[6]   Tufton, N., Coppack, S. and Huda, B. (2015) An Unusual Cause of Generalized Insulin Edema and Truncal Neuropathy. Journal of Medical Cases, 6, 563-565.

[7]   Myers, W.T., Wintergerst, K.A., Kingery, S.E. and Foster, M.B. (2016) Case 2: Generalized Anasarca in 15-Year-Old Girl with Type 1 Diabetes Mellitus. Pediatrics in Review, 37, 81-82.

[8]   Sugiyama, A., Takeuchi, S., Fukagawa, S., Moroi, Y., Yoshimoto, G., Miyamoto, T., et al. (2012) Case of Insulin Edema Occurring during Intensive Insulin Therapy after Bone Marrow Transplantation. The Journal of Dermatology, 39, 172-175.

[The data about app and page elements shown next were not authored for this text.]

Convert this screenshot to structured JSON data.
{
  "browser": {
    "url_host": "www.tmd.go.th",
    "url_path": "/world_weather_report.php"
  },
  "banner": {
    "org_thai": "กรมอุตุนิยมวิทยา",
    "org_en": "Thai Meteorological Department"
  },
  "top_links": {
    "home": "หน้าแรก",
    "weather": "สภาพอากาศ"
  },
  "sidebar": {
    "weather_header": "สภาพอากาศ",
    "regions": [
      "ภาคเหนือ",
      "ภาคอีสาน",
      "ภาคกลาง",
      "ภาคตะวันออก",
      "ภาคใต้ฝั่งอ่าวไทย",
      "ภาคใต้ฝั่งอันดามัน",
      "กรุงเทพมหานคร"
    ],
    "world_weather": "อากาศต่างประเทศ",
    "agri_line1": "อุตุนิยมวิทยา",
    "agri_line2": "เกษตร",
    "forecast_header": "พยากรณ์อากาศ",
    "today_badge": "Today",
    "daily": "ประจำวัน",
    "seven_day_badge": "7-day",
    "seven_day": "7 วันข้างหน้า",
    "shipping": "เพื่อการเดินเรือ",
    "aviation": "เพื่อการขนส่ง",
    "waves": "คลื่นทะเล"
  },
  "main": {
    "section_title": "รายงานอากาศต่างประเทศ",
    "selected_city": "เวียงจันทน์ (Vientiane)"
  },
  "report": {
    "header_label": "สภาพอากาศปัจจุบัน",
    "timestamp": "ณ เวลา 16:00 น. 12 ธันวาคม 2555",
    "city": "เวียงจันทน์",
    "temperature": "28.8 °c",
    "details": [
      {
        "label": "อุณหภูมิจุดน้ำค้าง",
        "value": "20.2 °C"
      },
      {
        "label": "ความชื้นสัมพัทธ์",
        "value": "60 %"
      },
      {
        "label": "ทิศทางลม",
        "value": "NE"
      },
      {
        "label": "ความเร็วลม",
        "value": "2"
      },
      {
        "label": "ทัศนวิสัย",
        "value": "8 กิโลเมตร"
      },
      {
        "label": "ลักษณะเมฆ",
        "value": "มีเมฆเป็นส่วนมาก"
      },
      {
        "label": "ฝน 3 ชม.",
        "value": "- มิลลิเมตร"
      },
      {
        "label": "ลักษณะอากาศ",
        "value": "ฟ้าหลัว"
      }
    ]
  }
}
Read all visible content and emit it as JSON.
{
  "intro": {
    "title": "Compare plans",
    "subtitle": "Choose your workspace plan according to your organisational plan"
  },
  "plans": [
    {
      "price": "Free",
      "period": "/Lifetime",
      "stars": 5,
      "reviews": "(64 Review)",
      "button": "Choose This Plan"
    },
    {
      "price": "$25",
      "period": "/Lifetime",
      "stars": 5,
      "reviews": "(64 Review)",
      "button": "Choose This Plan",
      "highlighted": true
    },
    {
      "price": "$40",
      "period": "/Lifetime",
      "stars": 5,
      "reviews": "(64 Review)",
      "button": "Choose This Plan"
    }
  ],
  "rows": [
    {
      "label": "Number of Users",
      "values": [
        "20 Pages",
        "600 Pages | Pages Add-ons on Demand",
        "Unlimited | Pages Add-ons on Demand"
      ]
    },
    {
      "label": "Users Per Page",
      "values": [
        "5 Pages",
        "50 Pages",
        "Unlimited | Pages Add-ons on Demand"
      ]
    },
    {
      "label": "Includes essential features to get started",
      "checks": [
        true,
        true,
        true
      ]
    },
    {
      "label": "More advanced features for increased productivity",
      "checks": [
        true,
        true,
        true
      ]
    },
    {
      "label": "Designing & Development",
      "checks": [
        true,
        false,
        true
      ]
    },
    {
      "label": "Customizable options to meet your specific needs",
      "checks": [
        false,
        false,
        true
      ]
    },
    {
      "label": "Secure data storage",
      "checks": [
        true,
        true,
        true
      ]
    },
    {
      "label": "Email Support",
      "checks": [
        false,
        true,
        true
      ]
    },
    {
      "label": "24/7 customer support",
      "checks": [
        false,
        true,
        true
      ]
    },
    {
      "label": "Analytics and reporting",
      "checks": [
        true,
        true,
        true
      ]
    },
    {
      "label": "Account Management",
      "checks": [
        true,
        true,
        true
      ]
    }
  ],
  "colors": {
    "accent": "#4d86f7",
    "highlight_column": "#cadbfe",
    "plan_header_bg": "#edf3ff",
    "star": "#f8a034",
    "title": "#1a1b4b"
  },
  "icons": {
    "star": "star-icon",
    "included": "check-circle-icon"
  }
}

[9]   Kan, Y., Anno, T., Kawasaki, F., Takai, M., Shigemoto, R., Kaneto, H., Kaku, K. and Okimoto, N. (2017) Bilateral Lower Limb Edema Induced by Rapid Improvement of Glycemic Control with Insulin Therapy in a Subject with Poorly Controlled Type 2 Diabetes. Acta Diabetologica, 54, 611-613.

[10]   Laroche, S., Wucher, H., Nguyen, Y.-L., Timsit, J. and Larger, E. (2013) Case Report: Insulin Edema and Acute Renal Failure. Diabetes Care, 36, e65.

[11]   Bulus, A.D., Andiran, N. and Köksal, A.O. (2016) Insulin Edema in Type 1 Diabetes Mellitus: Report of a Case and Brief Review of the Literature. Iranian Journal of Pediatrics, 26, e5077.

[12]   Hirshberg, B., Muszkat, M., Marom, T. and Muszkat, M. (2000) Natural Course of Insulin Edema. Journal of Endocrinological Investigation, 23, 187-188.